If British Columbia is going to expand its tech sector, it’s obvious a boost from some pretty heavy hitters is needed.
What’s likely less obvious is the latest theory to provide that boost, which considers building the sector on a one-on-one basis, a single company at a time.
Thursday afternoon, the newly amalgamated Okanagan Science and Technology Council (OSTEC) and Okanagan Research & Innovation Centre (ORIC)—now Accelerate Okanagan—announced just such a venture with the BCIC Mentor Program.
“Today tech makes up 4 per cent of the GDP (in B.C.), but long-term we would like to double that,” said Paulin Laberge, BCIC entrepreneur-in-residence.
During the dot-com bubble, Paulin pointed out the sector was already twice the size it is today, saying he’s hoping for a return to a more information-based economy as it does not tax natural resources, offers good return for a small investment and provides higher paying jobs.
The BCIC program launched in Vancouver two months ago. It offers a structured approach to building a company taught to program leaders through MIT.
Laberge’s job is to link successful tech mentors with entrepreneurs just launching their business—a role he says should provide more stability for the B.C. economy in the future.
“Rather than cutting down trees and pulling out fish why don’t we just use our brains?” he asked, during a pitch session for media aimed at attracting mentors to the program.

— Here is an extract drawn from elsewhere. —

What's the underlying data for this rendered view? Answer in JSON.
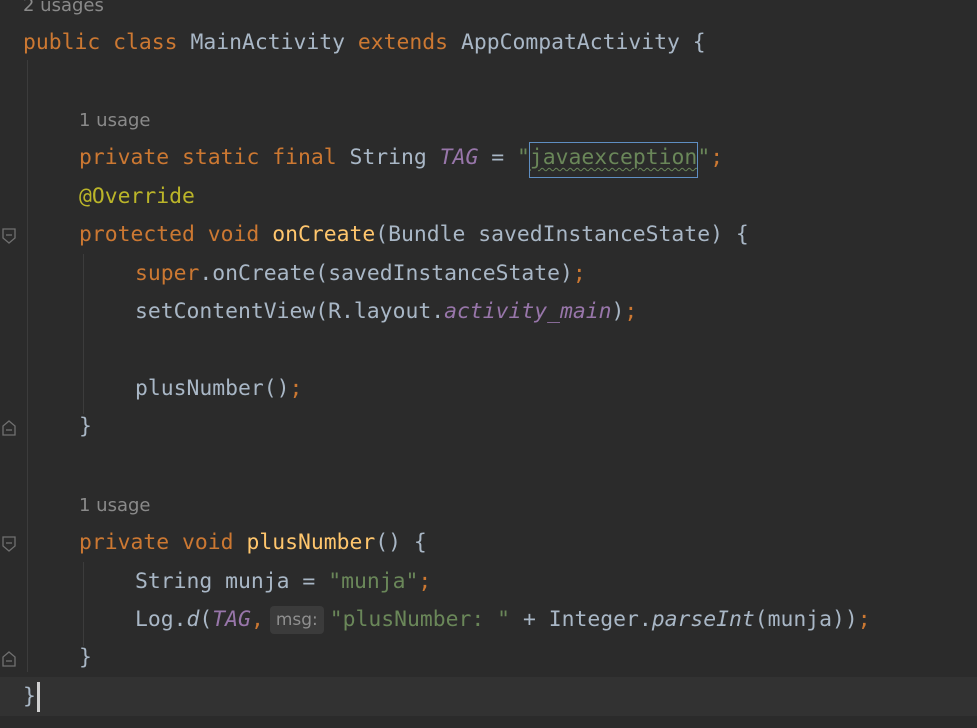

After the January launch in Vancouver, BCIC was able to drawn in 100 companies. In the Okanagan, they’re hoping to partner 25 companies, but said the trick to starting the venture is to attract quality mentors.
“I think we’ll see a good number of people step up,” said Jeff Keen, AO program manager. “This area actually has a lot of people who have been very successful in the sector.”
Finding mentors comes with strings. The mentors need to have run multi-million dollar companies, need to have roughly two days a week worth of hours to dedicate per month and can’t be in it for themselves.
“We’re really looking for people who don’t have any hidden agendas,” said Martin Yuill, ORIC director.
The mentors sign confidentiality contracts and are barred from investing in the companies they are mentoring to ensure there is a free flow of information and the up-and-comers get the full benefit of the process.
“It’s as much work as you want to take on,” said Phil Holland, a mentor up from Vancouver who developed CIRCA Communications, the predecessor to Polycom, a digital telecommunication company.
Holland said his efforts as a mentor are the next step for him as he’s gone from developing one company, to helping shape the future of the sector for the entire region.
“It’s just a bigger game,” he said.
As part of the mentorship, companies are put through the Acetech Validation Program to figure out whether their idea will fly before investors ever come on board.
According to Laberge, less than five per cent of the startups come out of academia, with 30 per cent stemming from those trying transition from a service-based company to a product and the rest largely comprised of individuals who have had a great idea the company they’re currently working for does not want to pursue.